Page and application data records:
■ ■ ■ ■ ■ ■ ■

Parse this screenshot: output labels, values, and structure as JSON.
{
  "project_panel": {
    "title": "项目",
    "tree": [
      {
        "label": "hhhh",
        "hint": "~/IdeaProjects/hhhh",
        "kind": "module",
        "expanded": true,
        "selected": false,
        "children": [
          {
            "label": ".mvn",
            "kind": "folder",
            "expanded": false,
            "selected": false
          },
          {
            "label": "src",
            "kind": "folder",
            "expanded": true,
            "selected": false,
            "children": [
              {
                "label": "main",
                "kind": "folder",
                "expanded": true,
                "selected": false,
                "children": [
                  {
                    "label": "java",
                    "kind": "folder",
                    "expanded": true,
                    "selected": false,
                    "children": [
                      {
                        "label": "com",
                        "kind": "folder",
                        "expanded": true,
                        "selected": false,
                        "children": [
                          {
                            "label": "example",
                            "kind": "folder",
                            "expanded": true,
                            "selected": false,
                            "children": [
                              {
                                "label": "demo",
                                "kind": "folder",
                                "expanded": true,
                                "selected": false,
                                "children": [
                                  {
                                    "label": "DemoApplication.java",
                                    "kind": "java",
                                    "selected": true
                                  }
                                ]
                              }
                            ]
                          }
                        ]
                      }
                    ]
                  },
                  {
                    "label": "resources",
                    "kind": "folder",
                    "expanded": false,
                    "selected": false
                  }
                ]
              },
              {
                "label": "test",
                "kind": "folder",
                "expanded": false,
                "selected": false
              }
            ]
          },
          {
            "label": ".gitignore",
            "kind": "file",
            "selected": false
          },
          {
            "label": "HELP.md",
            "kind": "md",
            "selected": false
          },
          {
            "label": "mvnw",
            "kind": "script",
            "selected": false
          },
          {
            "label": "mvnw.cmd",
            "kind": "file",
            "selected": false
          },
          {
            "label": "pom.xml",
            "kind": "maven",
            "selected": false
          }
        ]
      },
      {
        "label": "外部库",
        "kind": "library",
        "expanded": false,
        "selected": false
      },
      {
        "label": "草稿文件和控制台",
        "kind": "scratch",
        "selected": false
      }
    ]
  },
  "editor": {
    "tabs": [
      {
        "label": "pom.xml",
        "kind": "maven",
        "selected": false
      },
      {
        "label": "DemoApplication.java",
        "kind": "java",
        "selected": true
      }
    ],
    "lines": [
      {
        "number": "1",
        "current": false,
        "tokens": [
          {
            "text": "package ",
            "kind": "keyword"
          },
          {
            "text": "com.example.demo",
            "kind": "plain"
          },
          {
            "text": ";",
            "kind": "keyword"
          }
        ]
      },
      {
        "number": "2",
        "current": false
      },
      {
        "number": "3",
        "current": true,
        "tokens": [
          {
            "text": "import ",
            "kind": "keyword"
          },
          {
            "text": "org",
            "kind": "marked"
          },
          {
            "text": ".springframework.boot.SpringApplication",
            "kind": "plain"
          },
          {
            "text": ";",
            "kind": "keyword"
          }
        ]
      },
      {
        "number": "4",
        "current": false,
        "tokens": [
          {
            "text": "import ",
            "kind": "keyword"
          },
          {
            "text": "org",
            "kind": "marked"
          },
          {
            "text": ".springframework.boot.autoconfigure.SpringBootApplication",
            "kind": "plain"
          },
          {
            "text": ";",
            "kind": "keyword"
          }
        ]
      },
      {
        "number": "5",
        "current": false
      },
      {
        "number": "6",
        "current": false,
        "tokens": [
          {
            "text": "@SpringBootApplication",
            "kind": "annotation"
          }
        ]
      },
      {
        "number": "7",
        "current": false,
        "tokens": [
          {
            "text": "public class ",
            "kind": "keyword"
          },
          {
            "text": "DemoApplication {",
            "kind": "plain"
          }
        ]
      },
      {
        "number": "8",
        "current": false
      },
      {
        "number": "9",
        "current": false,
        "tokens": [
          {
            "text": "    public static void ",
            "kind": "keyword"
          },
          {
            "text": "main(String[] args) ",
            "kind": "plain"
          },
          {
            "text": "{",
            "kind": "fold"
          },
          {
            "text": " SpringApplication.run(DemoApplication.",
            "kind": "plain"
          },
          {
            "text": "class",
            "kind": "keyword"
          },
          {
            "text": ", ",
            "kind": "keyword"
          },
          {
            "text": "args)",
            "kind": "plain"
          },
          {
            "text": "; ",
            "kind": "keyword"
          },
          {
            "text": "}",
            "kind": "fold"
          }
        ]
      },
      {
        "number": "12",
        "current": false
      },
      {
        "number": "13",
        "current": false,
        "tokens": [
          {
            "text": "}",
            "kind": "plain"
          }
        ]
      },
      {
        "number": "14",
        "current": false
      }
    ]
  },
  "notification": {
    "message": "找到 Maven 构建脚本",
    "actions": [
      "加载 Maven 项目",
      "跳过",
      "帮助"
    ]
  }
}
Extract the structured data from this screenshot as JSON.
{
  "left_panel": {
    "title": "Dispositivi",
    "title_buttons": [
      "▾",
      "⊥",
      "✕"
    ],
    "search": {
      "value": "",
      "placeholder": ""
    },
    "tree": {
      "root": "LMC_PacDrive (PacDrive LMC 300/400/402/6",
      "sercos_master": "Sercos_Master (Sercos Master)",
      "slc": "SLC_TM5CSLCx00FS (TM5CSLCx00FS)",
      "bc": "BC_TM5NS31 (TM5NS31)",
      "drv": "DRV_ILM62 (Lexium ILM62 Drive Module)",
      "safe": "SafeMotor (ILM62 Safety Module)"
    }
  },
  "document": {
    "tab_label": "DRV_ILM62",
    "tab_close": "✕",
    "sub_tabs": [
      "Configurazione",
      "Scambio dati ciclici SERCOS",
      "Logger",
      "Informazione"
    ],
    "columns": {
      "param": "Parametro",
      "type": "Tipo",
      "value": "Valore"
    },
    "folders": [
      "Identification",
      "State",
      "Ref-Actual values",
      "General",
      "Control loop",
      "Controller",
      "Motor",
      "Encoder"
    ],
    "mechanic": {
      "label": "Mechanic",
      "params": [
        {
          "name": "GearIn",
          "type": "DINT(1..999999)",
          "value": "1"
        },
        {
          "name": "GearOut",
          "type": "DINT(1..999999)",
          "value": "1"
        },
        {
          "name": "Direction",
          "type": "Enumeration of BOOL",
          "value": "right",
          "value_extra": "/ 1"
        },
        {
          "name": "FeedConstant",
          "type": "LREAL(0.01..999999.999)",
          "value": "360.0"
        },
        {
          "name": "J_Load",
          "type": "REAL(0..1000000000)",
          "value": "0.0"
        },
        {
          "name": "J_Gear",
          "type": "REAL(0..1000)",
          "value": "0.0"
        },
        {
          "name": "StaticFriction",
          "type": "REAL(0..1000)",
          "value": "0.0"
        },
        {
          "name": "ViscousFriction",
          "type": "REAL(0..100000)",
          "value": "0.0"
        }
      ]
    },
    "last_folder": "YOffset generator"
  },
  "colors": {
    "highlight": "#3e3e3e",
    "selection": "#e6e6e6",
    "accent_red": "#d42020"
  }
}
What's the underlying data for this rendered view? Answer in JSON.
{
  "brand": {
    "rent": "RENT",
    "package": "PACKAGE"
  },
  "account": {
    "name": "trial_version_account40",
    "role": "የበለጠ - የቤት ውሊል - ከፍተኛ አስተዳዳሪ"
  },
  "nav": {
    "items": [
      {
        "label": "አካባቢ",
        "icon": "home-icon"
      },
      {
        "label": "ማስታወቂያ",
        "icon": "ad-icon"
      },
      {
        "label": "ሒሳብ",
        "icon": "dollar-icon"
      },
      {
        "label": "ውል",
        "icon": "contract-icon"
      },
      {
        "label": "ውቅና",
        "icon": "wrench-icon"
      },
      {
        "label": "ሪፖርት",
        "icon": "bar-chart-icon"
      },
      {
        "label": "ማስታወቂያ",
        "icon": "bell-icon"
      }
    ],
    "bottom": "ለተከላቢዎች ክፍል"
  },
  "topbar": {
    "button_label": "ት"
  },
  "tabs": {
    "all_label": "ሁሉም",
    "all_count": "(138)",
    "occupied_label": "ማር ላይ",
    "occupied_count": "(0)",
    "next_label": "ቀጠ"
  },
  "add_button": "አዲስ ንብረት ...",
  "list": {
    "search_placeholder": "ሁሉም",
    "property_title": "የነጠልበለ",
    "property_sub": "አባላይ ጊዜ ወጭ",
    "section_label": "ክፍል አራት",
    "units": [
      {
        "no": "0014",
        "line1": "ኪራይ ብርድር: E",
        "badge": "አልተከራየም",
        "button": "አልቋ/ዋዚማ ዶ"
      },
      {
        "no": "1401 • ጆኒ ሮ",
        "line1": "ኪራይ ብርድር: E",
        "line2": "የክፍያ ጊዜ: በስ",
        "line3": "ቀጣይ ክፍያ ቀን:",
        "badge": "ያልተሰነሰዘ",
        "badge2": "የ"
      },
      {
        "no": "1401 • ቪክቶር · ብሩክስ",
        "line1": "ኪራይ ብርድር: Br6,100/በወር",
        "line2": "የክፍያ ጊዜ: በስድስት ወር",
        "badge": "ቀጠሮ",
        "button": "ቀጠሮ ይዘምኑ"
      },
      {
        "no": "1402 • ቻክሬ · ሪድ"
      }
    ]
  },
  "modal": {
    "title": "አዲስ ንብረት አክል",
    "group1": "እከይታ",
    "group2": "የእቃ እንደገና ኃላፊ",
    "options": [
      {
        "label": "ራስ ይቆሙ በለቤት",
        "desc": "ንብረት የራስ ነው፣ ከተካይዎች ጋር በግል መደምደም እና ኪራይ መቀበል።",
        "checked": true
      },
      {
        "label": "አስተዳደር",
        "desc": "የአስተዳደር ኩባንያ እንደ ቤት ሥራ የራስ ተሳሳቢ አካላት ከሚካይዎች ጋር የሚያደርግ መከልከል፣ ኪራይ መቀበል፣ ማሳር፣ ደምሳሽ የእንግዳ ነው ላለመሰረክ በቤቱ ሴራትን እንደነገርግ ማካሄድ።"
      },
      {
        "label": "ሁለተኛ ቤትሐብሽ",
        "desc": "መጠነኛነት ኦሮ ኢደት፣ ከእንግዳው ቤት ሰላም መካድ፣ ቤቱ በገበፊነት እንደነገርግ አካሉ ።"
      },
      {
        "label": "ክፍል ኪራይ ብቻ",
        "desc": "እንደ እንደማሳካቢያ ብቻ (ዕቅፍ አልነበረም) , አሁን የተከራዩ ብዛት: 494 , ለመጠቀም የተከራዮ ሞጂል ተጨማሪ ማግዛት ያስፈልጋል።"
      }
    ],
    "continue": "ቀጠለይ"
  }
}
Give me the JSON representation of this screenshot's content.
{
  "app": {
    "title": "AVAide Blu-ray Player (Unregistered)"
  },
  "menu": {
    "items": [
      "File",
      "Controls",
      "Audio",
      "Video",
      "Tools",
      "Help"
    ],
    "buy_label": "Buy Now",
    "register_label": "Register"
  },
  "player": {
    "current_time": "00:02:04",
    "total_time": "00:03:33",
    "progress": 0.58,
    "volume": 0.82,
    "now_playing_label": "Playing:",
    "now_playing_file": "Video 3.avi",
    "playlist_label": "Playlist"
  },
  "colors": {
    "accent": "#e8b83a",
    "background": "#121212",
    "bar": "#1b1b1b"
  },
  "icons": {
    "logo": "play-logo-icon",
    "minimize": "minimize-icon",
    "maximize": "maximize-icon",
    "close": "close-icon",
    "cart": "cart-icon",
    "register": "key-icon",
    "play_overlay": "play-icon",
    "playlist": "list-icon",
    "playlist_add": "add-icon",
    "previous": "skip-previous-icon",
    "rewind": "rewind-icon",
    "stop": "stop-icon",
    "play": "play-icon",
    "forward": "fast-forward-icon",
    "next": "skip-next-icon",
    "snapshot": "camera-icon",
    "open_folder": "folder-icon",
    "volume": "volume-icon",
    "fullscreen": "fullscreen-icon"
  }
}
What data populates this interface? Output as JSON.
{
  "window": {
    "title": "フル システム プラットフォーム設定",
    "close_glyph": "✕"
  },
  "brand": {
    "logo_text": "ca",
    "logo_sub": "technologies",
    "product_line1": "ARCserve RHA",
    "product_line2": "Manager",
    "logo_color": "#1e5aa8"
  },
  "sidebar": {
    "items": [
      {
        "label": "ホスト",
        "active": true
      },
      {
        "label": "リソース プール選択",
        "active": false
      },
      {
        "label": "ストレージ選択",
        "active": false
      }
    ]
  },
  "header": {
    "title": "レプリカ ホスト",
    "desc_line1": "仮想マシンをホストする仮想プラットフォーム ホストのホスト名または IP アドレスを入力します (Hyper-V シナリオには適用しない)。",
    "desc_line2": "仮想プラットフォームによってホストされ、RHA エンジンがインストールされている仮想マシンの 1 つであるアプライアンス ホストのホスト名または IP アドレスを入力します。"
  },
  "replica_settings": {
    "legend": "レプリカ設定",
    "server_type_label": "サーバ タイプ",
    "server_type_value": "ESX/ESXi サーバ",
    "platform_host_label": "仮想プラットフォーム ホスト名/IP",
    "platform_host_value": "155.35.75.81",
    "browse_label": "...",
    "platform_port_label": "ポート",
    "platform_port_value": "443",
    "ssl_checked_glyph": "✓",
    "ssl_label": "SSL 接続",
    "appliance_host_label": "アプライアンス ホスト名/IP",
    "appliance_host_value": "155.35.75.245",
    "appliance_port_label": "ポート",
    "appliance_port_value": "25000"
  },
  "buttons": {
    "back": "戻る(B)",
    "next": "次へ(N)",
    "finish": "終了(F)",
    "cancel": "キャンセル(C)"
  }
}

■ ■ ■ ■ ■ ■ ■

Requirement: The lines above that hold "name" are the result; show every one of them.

Output of the exercise:
          "name": "GearIn",
          "name": "GearOut",
          "name": "Direction",
          "name": "FeedConstant",
          "name": "J_Load",
          "name": "J_Gear",
          "name": "StaticFriction",
          "name": "ViscousFriction",
    "name": "trial_version_account40",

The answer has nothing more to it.